» **Work item**: Out of the listing below, copy every line that carries the string "date".

» **Dataset excerpts**:
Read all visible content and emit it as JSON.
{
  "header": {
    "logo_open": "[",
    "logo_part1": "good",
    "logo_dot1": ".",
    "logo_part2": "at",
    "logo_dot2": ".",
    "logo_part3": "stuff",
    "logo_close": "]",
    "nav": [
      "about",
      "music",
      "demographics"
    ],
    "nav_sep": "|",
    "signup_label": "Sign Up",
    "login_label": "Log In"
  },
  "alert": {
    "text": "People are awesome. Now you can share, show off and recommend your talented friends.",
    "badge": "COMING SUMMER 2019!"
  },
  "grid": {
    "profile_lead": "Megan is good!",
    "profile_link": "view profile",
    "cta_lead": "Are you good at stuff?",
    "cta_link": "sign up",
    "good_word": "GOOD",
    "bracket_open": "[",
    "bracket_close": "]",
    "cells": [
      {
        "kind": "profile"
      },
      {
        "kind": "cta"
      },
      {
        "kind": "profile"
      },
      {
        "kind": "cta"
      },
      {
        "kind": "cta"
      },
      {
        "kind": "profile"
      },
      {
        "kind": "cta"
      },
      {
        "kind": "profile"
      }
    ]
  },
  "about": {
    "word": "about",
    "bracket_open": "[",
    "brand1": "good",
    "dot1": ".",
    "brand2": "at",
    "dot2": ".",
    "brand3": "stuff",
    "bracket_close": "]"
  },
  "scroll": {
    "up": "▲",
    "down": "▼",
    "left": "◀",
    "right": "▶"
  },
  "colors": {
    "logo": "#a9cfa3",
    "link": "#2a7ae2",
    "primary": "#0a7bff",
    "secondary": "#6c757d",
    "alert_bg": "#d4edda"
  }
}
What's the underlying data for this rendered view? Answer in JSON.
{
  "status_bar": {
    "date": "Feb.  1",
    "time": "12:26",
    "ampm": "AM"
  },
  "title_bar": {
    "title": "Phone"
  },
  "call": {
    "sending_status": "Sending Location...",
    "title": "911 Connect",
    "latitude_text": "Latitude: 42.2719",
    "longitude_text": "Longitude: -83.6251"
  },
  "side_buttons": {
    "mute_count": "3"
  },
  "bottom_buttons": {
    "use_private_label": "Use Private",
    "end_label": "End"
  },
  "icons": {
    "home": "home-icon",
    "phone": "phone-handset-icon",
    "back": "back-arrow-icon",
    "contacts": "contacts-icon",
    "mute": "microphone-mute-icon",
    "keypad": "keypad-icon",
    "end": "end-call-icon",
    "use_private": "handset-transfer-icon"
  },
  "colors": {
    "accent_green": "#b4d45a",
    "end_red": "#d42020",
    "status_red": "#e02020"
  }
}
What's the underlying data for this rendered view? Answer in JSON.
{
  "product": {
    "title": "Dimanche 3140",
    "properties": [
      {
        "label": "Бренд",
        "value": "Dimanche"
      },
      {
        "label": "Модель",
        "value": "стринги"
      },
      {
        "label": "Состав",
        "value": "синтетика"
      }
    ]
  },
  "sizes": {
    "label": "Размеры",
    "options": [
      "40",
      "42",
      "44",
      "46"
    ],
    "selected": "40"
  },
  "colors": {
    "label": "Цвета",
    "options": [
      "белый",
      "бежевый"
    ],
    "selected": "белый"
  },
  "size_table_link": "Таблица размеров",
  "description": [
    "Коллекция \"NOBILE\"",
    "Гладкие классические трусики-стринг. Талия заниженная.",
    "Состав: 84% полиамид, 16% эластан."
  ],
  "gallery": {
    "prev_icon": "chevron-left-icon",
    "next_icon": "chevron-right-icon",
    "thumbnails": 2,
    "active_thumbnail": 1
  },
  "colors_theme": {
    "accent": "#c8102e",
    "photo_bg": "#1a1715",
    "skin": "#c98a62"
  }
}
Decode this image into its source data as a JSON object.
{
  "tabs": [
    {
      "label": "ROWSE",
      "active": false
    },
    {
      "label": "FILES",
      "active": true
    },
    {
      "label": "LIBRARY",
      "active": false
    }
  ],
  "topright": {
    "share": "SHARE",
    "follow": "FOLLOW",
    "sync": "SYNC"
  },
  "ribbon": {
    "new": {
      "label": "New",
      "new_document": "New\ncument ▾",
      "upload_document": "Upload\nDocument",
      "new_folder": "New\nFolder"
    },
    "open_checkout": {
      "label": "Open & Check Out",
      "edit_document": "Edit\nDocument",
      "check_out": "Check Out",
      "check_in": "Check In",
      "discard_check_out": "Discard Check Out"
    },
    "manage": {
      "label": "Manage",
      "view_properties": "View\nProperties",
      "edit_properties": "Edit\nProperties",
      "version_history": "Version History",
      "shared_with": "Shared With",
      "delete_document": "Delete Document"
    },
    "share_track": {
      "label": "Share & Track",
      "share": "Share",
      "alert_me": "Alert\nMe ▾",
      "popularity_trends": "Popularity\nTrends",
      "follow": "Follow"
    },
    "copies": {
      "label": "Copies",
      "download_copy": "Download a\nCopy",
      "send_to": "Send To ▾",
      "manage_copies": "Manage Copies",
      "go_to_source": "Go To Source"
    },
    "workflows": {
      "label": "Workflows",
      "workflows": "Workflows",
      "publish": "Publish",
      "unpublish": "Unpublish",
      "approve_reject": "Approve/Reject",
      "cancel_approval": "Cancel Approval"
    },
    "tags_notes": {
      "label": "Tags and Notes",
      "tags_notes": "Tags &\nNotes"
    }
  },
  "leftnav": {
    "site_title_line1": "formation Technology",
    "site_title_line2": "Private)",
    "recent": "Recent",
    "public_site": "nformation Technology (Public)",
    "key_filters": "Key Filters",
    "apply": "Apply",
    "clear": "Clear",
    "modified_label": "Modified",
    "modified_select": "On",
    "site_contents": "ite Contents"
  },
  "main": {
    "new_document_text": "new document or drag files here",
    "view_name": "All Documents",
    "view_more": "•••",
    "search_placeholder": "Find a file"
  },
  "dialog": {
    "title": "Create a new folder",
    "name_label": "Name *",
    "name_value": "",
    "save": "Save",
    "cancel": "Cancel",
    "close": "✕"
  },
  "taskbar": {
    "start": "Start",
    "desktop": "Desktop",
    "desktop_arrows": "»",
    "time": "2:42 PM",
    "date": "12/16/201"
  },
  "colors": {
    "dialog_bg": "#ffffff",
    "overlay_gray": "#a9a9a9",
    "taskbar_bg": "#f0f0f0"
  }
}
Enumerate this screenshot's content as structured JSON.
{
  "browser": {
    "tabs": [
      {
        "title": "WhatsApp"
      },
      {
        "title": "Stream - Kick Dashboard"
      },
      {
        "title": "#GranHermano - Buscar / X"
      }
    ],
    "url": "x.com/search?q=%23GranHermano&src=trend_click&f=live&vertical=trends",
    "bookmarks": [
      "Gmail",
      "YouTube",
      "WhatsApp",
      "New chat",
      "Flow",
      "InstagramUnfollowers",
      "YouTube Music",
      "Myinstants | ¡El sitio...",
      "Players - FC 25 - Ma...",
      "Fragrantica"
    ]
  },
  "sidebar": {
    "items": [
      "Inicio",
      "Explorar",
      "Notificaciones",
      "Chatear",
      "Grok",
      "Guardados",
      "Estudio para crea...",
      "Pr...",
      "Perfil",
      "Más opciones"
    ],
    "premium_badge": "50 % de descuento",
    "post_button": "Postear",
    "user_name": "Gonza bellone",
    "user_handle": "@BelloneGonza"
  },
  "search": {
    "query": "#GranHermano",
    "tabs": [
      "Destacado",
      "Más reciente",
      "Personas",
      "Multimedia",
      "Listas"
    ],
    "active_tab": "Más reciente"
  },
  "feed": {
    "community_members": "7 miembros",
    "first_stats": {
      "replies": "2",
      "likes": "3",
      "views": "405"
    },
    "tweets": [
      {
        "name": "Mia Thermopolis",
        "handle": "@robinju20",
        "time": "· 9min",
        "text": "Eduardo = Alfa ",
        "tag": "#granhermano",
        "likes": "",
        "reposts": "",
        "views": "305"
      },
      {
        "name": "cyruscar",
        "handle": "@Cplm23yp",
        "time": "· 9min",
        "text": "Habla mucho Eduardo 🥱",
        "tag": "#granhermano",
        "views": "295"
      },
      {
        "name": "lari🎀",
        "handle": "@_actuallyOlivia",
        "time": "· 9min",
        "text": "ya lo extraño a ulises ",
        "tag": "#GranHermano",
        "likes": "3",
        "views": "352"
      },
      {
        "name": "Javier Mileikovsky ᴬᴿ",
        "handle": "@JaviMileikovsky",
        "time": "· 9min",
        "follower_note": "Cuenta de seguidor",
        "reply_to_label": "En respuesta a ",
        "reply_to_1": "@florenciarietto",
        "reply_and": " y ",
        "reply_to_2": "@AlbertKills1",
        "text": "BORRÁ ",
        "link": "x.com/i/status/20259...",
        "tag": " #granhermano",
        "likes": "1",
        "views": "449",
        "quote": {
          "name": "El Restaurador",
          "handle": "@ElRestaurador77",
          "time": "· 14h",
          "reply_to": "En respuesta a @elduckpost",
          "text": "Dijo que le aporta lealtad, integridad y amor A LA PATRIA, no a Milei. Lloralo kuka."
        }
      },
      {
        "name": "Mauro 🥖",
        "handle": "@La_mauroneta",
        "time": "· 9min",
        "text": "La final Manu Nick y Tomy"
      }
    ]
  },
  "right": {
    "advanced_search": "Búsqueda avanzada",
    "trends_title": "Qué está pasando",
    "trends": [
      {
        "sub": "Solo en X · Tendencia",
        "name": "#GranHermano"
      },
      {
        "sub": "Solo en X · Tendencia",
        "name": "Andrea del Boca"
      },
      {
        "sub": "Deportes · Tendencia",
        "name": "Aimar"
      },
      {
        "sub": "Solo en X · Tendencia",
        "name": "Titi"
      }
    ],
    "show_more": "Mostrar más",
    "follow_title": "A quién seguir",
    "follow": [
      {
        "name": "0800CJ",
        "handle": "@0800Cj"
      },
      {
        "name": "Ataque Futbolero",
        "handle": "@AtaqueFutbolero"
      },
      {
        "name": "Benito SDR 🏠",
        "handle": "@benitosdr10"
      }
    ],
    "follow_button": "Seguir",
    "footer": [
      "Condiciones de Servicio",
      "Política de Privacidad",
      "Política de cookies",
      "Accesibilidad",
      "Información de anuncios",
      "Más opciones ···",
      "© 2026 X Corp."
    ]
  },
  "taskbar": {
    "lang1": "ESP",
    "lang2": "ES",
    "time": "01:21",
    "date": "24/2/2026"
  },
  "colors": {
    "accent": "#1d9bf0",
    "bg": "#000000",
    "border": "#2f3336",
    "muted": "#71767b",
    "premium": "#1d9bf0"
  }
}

» **Task solution**:
    "date": "Feb.  1",
    "date": "12/16/201"
    "date": "24/2/2026"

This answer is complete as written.